Problem statement -
Count every line below that holds "відраховано". The answer is the number alone.

Input data: Begin

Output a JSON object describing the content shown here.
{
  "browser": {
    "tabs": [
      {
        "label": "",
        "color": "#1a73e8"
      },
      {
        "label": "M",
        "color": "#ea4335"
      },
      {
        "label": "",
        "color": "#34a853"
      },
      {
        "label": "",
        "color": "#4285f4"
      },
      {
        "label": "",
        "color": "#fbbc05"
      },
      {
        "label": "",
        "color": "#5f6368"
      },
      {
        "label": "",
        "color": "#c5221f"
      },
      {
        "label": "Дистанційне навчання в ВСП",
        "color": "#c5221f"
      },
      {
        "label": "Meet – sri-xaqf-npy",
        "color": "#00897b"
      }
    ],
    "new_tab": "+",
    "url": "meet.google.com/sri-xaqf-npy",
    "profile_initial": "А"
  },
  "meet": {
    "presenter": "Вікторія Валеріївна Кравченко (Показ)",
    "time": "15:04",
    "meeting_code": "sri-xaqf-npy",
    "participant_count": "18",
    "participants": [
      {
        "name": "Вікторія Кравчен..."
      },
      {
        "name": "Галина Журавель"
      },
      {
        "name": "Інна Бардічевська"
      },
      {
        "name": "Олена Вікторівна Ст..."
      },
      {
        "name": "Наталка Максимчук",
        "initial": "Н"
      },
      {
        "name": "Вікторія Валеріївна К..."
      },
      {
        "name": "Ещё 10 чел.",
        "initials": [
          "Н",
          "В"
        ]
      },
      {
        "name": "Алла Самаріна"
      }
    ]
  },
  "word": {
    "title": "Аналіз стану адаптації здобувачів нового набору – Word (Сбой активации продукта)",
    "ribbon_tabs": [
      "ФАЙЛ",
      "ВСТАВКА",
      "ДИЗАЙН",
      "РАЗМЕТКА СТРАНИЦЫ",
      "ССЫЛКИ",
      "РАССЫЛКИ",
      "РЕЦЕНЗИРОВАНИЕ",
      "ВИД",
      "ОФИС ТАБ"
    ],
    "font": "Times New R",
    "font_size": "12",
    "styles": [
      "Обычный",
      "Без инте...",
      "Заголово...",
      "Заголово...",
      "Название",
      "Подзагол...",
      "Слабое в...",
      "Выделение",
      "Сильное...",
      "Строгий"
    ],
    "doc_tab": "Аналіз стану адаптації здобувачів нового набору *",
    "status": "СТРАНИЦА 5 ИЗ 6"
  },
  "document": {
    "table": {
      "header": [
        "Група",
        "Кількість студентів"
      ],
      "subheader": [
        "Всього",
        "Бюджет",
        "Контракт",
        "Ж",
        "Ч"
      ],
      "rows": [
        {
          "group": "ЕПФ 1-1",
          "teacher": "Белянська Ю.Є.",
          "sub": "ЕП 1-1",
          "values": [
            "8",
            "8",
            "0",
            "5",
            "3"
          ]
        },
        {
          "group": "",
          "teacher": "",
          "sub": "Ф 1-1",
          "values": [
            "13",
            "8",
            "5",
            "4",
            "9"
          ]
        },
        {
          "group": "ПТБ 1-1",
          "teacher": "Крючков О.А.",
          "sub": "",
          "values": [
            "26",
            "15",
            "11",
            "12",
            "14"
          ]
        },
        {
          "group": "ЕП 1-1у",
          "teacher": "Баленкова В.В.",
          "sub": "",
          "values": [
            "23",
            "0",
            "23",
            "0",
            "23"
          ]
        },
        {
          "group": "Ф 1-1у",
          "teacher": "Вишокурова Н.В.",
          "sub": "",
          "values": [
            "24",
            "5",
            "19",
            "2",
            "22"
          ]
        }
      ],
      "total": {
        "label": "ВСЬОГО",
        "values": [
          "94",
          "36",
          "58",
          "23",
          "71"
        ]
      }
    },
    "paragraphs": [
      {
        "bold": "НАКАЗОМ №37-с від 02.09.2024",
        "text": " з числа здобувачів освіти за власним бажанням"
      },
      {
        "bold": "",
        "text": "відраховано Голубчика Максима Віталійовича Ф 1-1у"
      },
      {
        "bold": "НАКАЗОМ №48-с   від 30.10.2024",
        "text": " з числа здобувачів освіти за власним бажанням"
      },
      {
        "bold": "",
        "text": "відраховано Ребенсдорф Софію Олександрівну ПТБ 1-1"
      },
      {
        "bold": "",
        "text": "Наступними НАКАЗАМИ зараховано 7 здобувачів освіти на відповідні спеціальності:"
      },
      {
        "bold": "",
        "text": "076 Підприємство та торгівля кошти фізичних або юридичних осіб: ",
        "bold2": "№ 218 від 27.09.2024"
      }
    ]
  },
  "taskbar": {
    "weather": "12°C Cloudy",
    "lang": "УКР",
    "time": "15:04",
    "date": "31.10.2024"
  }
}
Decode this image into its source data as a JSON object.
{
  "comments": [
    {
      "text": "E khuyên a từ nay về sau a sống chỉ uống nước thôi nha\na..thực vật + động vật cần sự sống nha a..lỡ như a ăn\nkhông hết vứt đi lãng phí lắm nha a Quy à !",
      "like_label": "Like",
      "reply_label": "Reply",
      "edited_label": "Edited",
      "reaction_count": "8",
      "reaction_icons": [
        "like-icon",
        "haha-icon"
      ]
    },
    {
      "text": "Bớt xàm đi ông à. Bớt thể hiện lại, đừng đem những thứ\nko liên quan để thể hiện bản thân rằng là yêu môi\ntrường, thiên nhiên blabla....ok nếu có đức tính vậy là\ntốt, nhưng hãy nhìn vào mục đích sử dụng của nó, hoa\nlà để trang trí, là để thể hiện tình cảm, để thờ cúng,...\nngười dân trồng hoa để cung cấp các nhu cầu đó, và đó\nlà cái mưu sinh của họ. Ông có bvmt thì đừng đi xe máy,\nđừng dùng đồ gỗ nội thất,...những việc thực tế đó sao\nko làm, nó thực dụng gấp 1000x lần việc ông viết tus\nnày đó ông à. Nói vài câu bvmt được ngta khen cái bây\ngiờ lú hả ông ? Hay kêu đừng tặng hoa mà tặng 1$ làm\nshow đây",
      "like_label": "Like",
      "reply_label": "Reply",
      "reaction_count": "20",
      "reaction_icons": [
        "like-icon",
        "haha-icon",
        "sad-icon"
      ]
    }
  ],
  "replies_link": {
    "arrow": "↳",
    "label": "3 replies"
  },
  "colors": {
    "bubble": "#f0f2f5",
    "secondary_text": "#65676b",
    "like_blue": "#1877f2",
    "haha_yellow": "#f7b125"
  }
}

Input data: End

Answer section -
2